Is an Anti-Inflammatory Diet Right for You?

By: Community Health Associates

Are you troubled by chronic health conditions like skin problems, allergies, endometriosis, celiac disease or rheumatoid arthritis? If so, you might benefit from talking to your primary care physician about starting an anti-inflammatory diet.

Inflammation: Why it’s a Problem

Inflammation is a completely normal, and typically welcome, factor in the human body. If a foreign body such as an allergen invades your body, for example, inflammation occurs to help eliminate the threat. However, when inflammation happens consistently and not in the presence of a threat, it becomes a problem. Chronic inflammation has been linked to a number of health problems, like arthritis, diabetes, depression and even cancer.

The Anti-Inflammatory Diet

To fight inflammation in the body, primary care physicians suggest eating less inflammatory foods and more anti-inflammatory foods. Anti-inflammatory foods are great sources of essential vitamins, nutrients, omega-3 fatty acids, antioxidants and phytochemicals that minimize the effects of inflammation. Find out which foods to subtract and which to add below.

What to Avoid

Foods that promote inflammation in the body include those that are considered bad for health in general. These foods are overly sweet, salty, greasy, highly processed or refined. Eat less of the following foods:

  • Refined carbohydrates like white bread and pasta
  • Processed, sugary cereals
  • Trans fats from fried foods like French fries
  • High-calorie, sugary beverages like soda
  • Refined snack foods like crackers and cookies
  • Desserts
  • Excessive alcohol (Excessive meaning anything more than 1 drink a day for women, and more than 2 drinks a day for men).
  • Excessive red meat
  • Processed meat like hot dogs
  • Margarine and vegetable shortening

What to Eat

Foods that fight inflammation in the body include those that are whole and nutrient-rich. Try eating more of the following:

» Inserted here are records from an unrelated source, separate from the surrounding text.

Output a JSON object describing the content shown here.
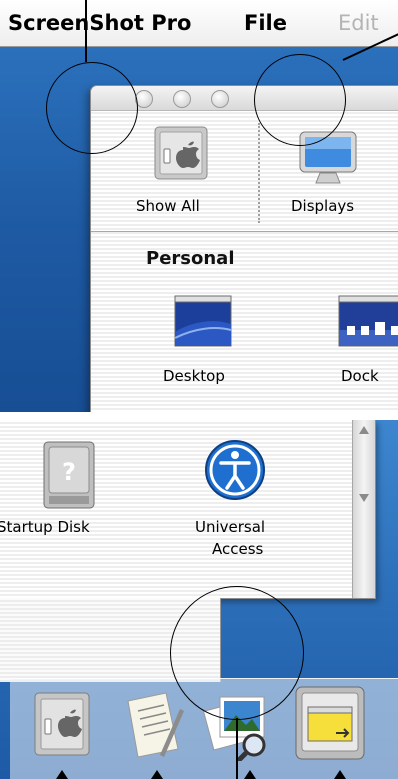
{
  "menubar": {
    "app_name": "ScreenShot Pro",
    "file_menu": "File",
    "edit_menu": "Edit"
  },
  "preferences_window": {
    "toolbar_items": [
      {
        "label": "Show All",
        "icon": "apple-switch-icon"
      },
      {
        "label": "Displays",
        "icon": "display-monitor-icon"
      }
    ],
    "section_title": "Personal",
    "section_items": [
      {
        "label": "Desktop",
        "icon": "desktop-pref-icon"
      },
      {
        "label": "Dock",
        "icon": "dock-pref-icon"
      }
    ],
    "bottom_items": [
      {
        "label": "Startup Disk",
        "icon": "hard-disk-icon"
      },
      {
        "label_line1": "Universal",
        "label_line2": "Access",
        "icon": "universal-access-icon"
      }
    ]
  },
  "dock": {
    "items": [
      {
        "name": "system-preferences",
        "icon": "apple-switch-icon"
      },
      {
        "name": "textedit",
        "icon": "textedit-icon"
      },
      {
        "name": "preview",
        "icon": "preview-icon"
      },
      {
        "name": "screenshot-pro",
        "icon": "screenshot-window-icon"
      }
    ]
  },
  "colors": {
    "desktop_blue": "#1f5ea7",
    "callout_stroke": "#000000"
  }
}
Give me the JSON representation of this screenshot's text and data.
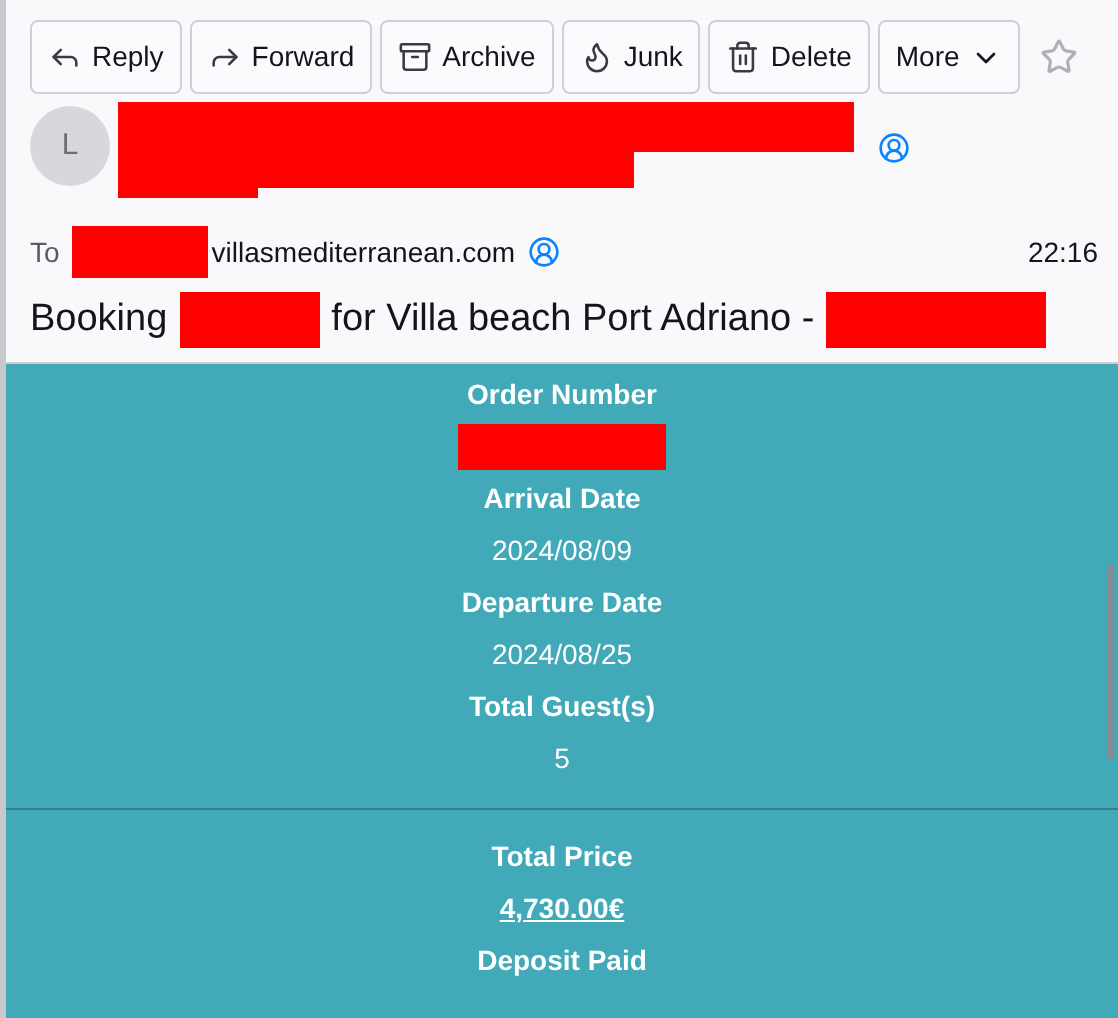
{
  "toolbar": [
    {
      "kind": "reply",
      "label": "Reply"
    },
    {
      "kind": "forward",
      "label": "Forward"
    },
    {
      "kind": "archive",
      "label": "Archive"
    },
    {
      "kind": "junk",
      "label": "Junk"
    },
    {
      "kind": "delete",
      "label": "Delete"
    },
    {
      "kind": "more",
      "label": "More"
    }
  ],
  "sender": {
    "avatar": "L",
    "name": [
      {
        "kind": "redacted"
      }
    ]
  },
  "to": {
    "label": "To",
    "address": [
      {
        "kind": "redacted"
      },
      {
        "kind": "text",
        "text": "villasmediterranean.com"
      }
    ]
  },
  "time": "22:16",
  "subject": [
    {
      "kind": "text",
      "text": "Booking"
    },
    {
      "kind": "redacted"
    },
    {
      "kind": "text",
      "text": "for Villa beach Port Adriano -"
    },
    {
      "kind": "redacted"
    }
  ],
  "body": {
    "sections": [
      {
        "fields": [
          {
            "kind": "redacted",
            "label": "Order Number"
          },
          {
            "label": "Arrival Date",
            "value": "2024/08/09"
          },
          {
            "label": "Departure Date",
            "value": "2024/08/25"
          },
          {
            "label": "Total Guest(s)",
            "value": "5"
          }
        ]
      },
      {
        "fields": [
          {
            "label": "Total Price",
            "value": "4,730.00€",
            "underline": true
          },
          {
            "label": "Deposit Paid"
          }
        ]
      }
    ]
  }
}
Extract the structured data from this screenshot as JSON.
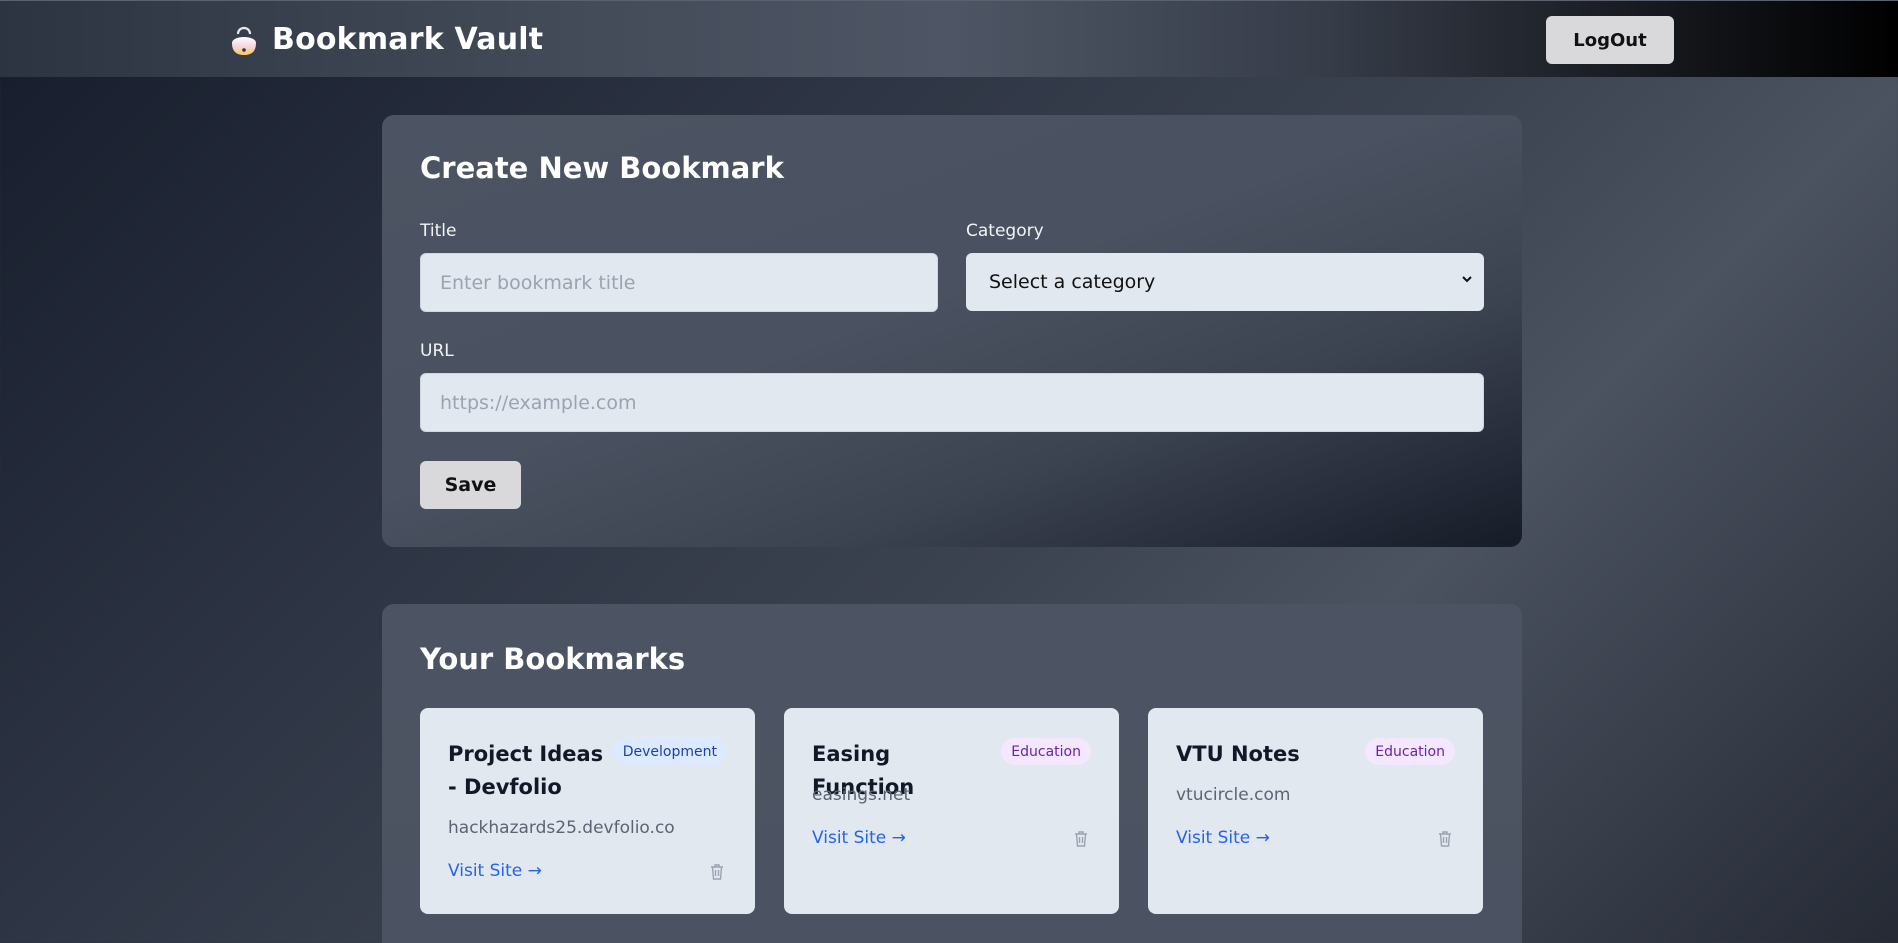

  • Leafy green vegetables like kale, spinach and collard greens
  • Cruciferous vegetables like broccoli, cabbage and cauliflower
  • Berries like blueberries and raspberries
  • Nuts and seeds like walnuts and pumpkin seeds
  • Citrus fruits like oranges and grapefruit
  • Other fruit like tomatoes, avocado and pineapple
  • Antioxidant-rich vegetables like beets and celery
  • Omega-3 rich fatty fish like salmon, mackerel and herring
  • Anti-inflammatory spices like turmeric, cinnamon and ginger
  • Anti-inflammatory herbs like rosemary and thyme
  • Extra virgin olive oil

Even if you aren’t struggling with a serious health condition, you can still benefit from an anti-inflammatory diet. Chronic inflammation increases your risk of illness and disease, and it contributes to premature aging. Combating inflammation helps enhance your overall health and wellness.

If you’re interested in starting an anti-inflammatory diet or would like more information, call us at 203.270.1077 to schedule an appointment with your CHA physician.